--- Extracted records ---
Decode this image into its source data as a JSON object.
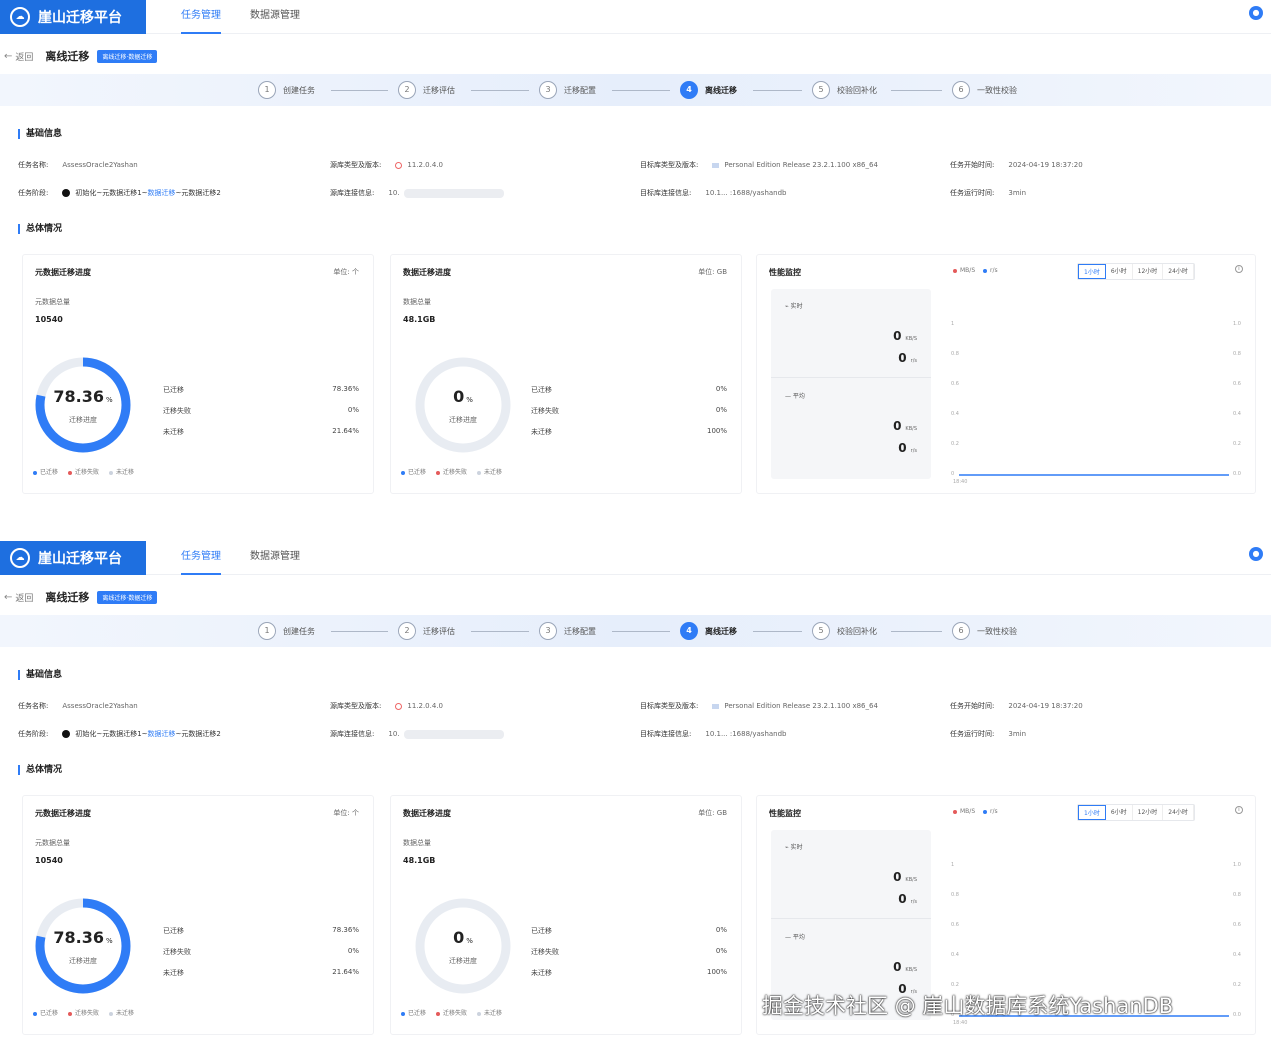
{
  "panels": [
    {
      "header": {
        "brand": "崖山迁移平台",
        "nav_task": "任务管理",
        "nav_datasource": "数据源管理"
      },
      "titlebar": {
        "back": "返回",
        "title": "离线迁移",
        "tag": "离线迁移·数据迁移"
      },
      "steps": [
        "创建任务",
        "迁移评估",
        "迁移配置",
        "离线迁移",
        "校验回补化",
        "一致性校验"
      ],
      "step_numbers": [
        "1",
        "2",
        "3",
        "4",
        "5",
        "6"
      ],
      "basic": {
        "section_title": "基础信息",
        "task_name_label": "任务名称:",
        "task_name": "AssessOracle2Yashan",
        "task_phase_label": "任务阶段:",
        "phase_part1": "初始化~元数据迁移1~",
        "phase_link": "数据迁移",
        "phase_part2": "~元数据迁移2",
        "src_type_label": "源库类型及版本:",
        "src_version": "11.2.0.4.0",
        "src_conn_label": "源库连接信息:",
        "src_conn": "10.",
        "tgt_type_label": "目标库类型及版本:",
        "tgt_version": "Personal Edition Release 23.2.1.100 x86_64",
        "tgt_conn_label": "目标库连接信息:",
        "tgt_conn": "10.1...   :1688/yashandb",
        "start_label": "任务开始时间:",
        "start": "2024-04-19 18:37:20",
        "duration_label": "任务运行时间:",
        "duration": "3min"
      },
      "overview_title": "总体情况",
      "meta": {
        "title": "元数据迁移进度",
        "unit": "单位: 个",
        "sub": "元数据总量",
        "total": "10540",
        "percent": "78.36",
        "pct_sign": "%",
        "center_label": "迁移进度",
        "rows": [
          {
            "label": "已迁移",
            "value": "78.36%"
          },
          {
            "label": "迁移失败",
            "value": "0%"
          },
          {
            "label": "未迁移",
            "value": "21.64%"
          }
        ],
        "legend": [
          "已迁移",
          "迁移失败",
          "未迁移"
        ],
        "progress": 0.7836
      },
      "data": {
        "title": "数据迁移进度",
        "unit": "单位: GB",
        "sub": "数据总量",
        "total": "48.1GB",
        "percent": "0",
        "pct_sign": "%",
        "center_label": "迁移进度",
        "rows": [
          {
            "label": "已迁移",
            "value": "0%"
          },
          {
            "label": "迁移失败",
            "value": "0%"
          },
          {
            "label": "未迁移",
            "value": "100%"
          }
        ],
        "legend": [
          "已迁移",
          "迁移失败",
          "未迁移"
        ],
        "progress": 0
      },
      "perf": {
        "title": "性能监控",
        "realtime": "实时",
        "average": "平均",
        "v1": "0",
        "u1": "KB/S",
        "v2": "0",
        "u2": "r/s",
        "v3": "0",
        "u3": "KB/S",
        "v4": "0",
        "u4": "r/s",
        "legend": [
          "MB/S",
          "r/s"
        ],
        "ranges": [
          "1小时",
          "6小时",
          "12小时",
          "24小时"
        ],
        "y_left": [
          "1",
          "0.8",
          "0.6",
          "0.4",
          "0.2",
          "0"
        ],
        "y_right": [
          "1.0",
          "0.8",
          "0.6",
          "0.4",
          "0.2",
          "0.0"
        ],
        "x_tick": "18:40"
      }
    },
    {
      "header": {
        "brand": "崖山迁移平台",
        "nav_task": "任务管理",
        "nav_datasource": "数据源管理"
      },
      "titlebar": {
        "back": "返回",
        "title": "离线迁移",
        "tag": "离线迁移·数据迁移"
      },
      "steps": [
        "创建任务",
        "迁移评估",
        "迁移配置",
        "离线迁移",
        "校验回补化",
        "一致性校验"
      ],
      "step_numbers": [
        "1",
        "2",
        "3",
        "4",
        "5",
        "6"
      ],
      "basic": {
        "section_title": "基础信息",
        "task_name_label": "任务名称:",
        "task_name": "AssessOracle2Yashan",
        "task_phase_label": "任务阶段:",
        "phase_part1": "初始化~元数据迁移1~",
        "phase_link": "数据迁移",
        "phase_part2": "~元数据迁移2",
        "src_type_label": "源库类型及版本:",
        "src_version": "11.2.0.4.0",
        "src_conn_label": "源库连接信息:",
        "src_conn": "10.",
        "tgt_type_label": "目标库类型及版本:",
        "tgt_version": "Personal Edition Release 23.2.1.100 x86_64",
        "tgt_conn_label": "目标库连接信息:",
        "tgt_conn": "10.1...   :1688/yashandb",
        "start_label": "任务开始时间:",
        "start": "2024-04-19 18:37:20",
        "duration_label": "任务运行时间:",
        "duration": "3min"
      },
      "overview_title": "总体情况",
      "meta": {
        "title": "元数据迁移进度",
        "unit": "单位: 个",
        "sub": "元数据总量",
        "total": "10540",
        "percent": "78.36",
        "pct_sign": "%",
        "center_label": "迁移进度",
        "rows": [
          {
            "label": "已迁移",
            "value": "78.36%"
          },
          {
            "label": "迁移失败",
            "value": "0%"
          },
          {
            "label": "未迁移",
            "value": "21.64%"
          }
        ],
        "legend": [
          "已迁移",
          "迁移失败",
          "未迁移"
        ],
        "progress": 0.7836
      },
      "data": {
        "title": "数据迁移进度",
        "unit": "单位: GB",
        "sub": "数据总量",
        "total": "48.1GB",
        "percent": "0",
        "pct_sign": "%",
        "center_label": "迁移进度",
        "rows": [
          {
            "label": "已迁移",
            "value": "0%"
          },
          {
            "label": "迁移失败",
            "value": "0%"
          },
          {
            "label": "未迁移",
            "value": "100%"
          }
        ],
        "legend": [
          "已迁移",
          "迁移失败",
          "未迁移"
        ],
        "progress": 0
      },
      "perf": {
        "title": "性能监控",
        "realtime": "实时",
        "average": "平均",
        "v1": "0",
        "u1": "KB/S",
        "v2": "0",
        "u2": "r/s",
        "v3": "0",
        "u3": "KB/S",
        "v4": "0",
        "u4": "r/s",
        "legend": [
          "MB/S",
          "r/s"
        ],
        "ranges": [
          "1小时",
          "6小时",
          "12小时",
          "24小时"
        ],
        "y_left": [
          "1",
          "0.8",
          "0.6",
          "0.4",
          "0.2",
          "0"
        ],
        "y_right": [
          "1.0",
          "0.8",
          "0.6",
          "0.4",
          "0.2",
          "0.0"
        ],
        "x_tick": "18:40"
      }
    }
  ],
  "colors": {
    "primary": "#2f7cf6",
    "brand": "#1e6fe0",
    "fail": "#e45a5a",
    "pending": "#e8ecf2"
  },
  "watermark": "掘金技术社区 @ 崖山数据库系统YashanDB"
}
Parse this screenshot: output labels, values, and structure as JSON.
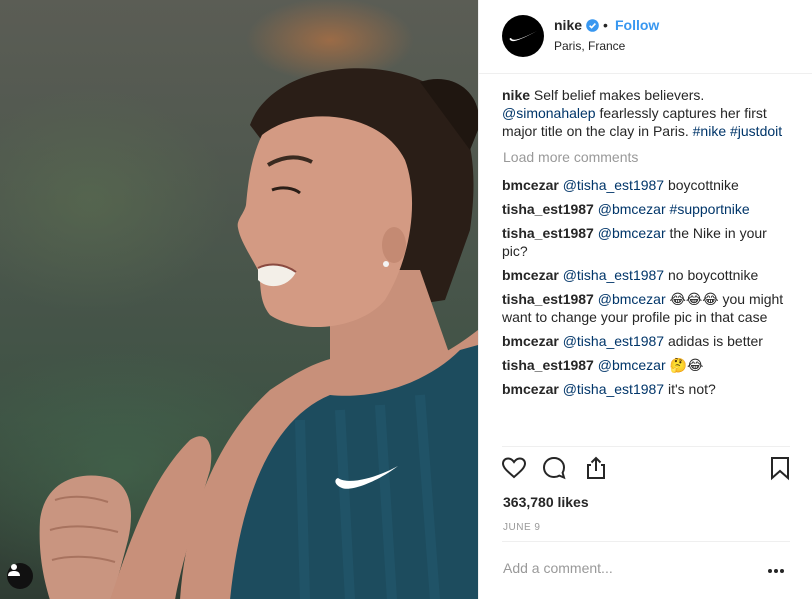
{
  "post": {
    "username": "nike",
    "follow_label": "Follow",
    "location": "Paris, France",
    "caption": {
      "username": "nike",
      "text1": "Self belief makes believers.",
      "mention": "@simonahalep",
      "text2": "fearlessly captures her first major title on the clay in Paris.",
      "tag1": "#nike",
      "tag2": "#justdoit"
    },
    "load_more": "Load more comments",
    "comments": [
      {
        "user": "bmcezar",
        "mention": "@tisha_est1987",
        "text": "boycottnike"
      },
      {
        "user": "tisha_est1987",
        "mention": "@bmcezar",
        "text": "#supportnike"
      },
      {
        "user": "tisha_est1987",
        "mention": "@bmcezar",
        "text": "the Nike in your pic?"
      },
      {
        "user": "bmcezar",
        "mention": "@tisha_est1987",
        "text": "no boycottnike"
      },
      {
        "user": "tisha_est1987",
        "mention": "@bmcezar",
        "text": "😂😂😂 you might want to change your profile pic in that case"
      },
      {
        "user": "bmcezar",
        "mention": "@tisha_est1987",
        "text": "adidas is better"
      },
      {
        "user": "tisha_est1987",
        "mention": "@bmcezar",
        "text": "🤔😂"
      },
      {
        "user": "bmcezar",
        "mention": "@tisha_est1987",
        "text": "it's not?"
      }
    ],
    "likes": "363,780 likes",
    "date": "JUNE 9",
    "add_comment_placeholder": "Add a comment..."
  },
  "icons": {
    "avatar": "nike-swoosh-icon",
    "verified": "verified-badge-icon",
    "like": "heart-icon",
    "comment": "comment-bubble-icon",
    "share": "share-icon",
    "save": "bookmark-icon",
    "more": "more-dots-icon",
    "user_tag": "user-tag-icon"
  },
  "colors": {
    "link_blue": "#3897f0",
    "mention_blue": "#003569",
    "muted_gray": "#999999",
    "text": "#262626"
  }
}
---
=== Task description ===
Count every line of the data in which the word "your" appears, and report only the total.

=== Result below ===
2